In preparation for a writer’s conference at the end of this February, I will be posting some of your favorite blogs and some of mine. Today’s blog, Learning to Dance, is a revised version of A Time to Dance. Please enjoy the truths God still speaks into my heart.
Since my daughter could walk, she has danced. I can remember taking Ella to special events at church during her preschool years. As soon as the music began, she would float and twirl in the aisles.
Pure joy shone on her little face when she danced. She just couldn’t help herself. We knew without a doubt, God created her very soul to dance.
For over five years now she has taken formal lessons and always anticipates the recital with bubbling excitement. But last year, just two weeks before the annual performance, the unthinkable happened. My sweet girl, with a dancer’s soul, fractured her foot in two places.
My heart fractured into two pieces. I will never forget driving home from the specialist’s office. My throat thick with emotion, I had to make sure she understood she would not dance in the ballet she had worked on for months. I could see tears pooling in her eyes reflected by the rearview mirror.
Her incredible instructor reworked the choreography so Ella could still be in the ballet with her class. She would do all of the upper-body movements from the same place on stage. But my little girl was still broken-hearted. She wanted to dance!
Who am I kidding? I desperately wanted to see her dance! I was broken-hearted too. The rehearsals leading up to the performance were difficult for her, as she could only sit and watch her classmates. More than once, I questioned my wisdom in allowing her to participate at all.
She wouldn’t have had to watch all the other dancers freely jete around her stationary position on stage. It was painful for her and gut wrenching for me as her momma.
The night of the performance, I struggled to leave her backstage. Would she be okay? Did I do the right thing? What if she decides she can’t go through with it? I sat in my seat anxiously waiting for her dance.
At last, the notes I knew by heart began to play over the speakers. With my stomach flipping back and forth I watched as my daughter and her classmates entered from stage right.
Her smile encouraged me.
Her bravery moved me.
Her joy inspired me.
My daughter danced.
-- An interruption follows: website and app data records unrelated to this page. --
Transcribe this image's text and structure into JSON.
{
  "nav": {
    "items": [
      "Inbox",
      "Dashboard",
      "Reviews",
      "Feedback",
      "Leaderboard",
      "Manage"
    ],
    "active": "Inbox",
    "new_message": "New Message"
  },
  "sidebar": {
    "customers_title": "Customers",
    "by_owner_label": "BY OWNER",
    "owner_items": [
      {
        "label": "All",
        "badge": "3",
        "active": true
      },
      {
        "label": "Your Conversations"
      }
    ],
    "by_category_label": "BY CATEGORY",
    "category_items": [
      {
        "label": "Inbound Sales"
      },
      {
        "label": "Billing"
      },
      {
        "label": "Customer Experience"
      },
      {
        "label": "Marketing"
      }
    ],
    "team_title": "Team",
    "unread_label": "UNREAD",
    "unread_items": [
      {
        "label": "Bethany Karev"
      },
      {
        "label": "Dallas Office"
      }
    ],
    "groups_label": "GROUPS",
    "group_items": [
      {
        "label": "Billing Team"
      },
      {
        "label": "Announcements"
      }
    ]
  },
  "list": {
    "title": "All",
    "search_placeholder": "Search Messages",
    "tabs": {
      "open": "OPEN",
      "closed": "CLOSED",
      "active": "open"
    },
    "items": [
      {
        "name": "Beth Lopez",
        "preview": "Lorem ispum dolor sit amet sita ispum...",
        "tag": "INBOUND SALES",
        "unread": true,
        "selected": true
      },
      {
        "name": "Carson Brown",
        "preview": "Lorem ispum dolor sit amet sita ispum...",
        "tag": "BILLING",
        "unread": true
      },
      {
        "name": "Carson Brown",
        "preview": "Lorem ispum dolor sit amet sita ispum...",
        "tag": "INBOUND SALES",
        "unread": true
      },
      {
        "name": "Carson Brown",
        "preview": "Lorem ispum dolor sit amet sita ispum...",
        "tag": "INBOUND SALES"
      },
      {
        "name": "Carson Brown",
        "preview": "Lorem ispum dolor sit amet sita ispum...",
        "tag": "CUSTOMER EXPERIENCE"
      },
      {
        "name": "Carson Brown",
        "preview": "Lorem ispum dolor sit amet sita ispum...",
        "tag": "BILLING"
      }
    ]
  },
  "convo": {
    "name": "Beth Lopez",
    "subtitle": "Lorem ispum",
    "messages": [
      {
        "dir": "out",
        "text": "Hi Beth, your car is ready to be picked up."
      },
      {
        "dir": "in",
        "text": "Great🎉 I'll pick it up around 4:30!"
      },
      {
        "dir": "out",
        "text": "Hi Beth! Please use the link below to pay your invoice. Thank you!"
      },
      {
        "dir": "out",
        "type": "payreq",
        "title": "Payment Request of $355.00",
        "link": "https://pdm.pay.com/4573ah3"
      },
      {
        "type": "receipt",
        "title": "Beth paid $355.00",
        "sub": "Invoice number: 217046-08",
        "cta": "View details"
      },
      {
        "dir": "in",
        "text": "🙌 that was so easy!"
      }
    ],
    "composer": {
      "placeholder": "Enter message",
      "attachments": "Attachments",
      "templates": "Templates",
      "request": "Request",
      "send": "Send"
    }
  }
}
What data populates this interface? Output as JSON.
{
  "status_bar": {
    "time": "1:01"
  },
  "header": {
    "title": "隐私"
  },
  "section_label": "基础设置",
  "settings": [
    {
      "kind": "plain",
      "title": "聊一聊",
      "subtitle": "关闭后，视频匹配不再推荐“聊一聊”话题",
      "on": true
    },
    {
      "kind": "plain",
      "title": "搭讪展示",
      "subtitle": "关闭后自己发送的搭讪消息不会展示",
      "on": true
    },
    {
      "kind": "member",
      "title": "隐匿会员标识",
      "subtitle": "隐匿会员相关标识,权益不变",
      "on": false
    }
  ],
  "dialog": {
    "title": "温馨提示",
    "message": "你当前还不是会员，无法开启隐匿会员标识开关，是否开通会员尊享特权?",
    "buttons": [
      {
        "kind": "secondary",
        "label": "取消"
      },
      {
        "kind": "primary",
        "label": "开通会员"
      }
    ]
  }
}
Oh, how she danced!
We move through our endless days broken. Isn’t our heart often fractured into pieces, waiting to be mended? Aren’t we often asked to stand on the stage of life and watch the world dance around us?
God doesn’t promise us a life without pain.
We often face difficult, life-altering moments that break us and leave us tiny fragments of what we once were. But there is such hope! My daughter taught me that often our brokenness could be so much worse, and God really does keep the evil one from destroying us.
She also taught me I can dance in spite of my brokenness. In spite of my pain, my frustration, my heartache, I too can learn to dance. And so I shall. Because maybe, just maybe, we only ever learn to really dance when we are broken.
Our Creator knows the music of our hearts. He has placed it there. We steal away the very breath of God when we begin to dance His song.
The Bible tells us in Ecclesiastes 3:1&4, “There is an occasion for everything, and a time for every activity under heaven…a time to weep and a time to laugh; a time to mourn and a time to dance.”
God has created us to dance. Our souls long for the deep joy it brings. My daughter dances with every ounce of her being—broken or not. She has taught me how to dance too.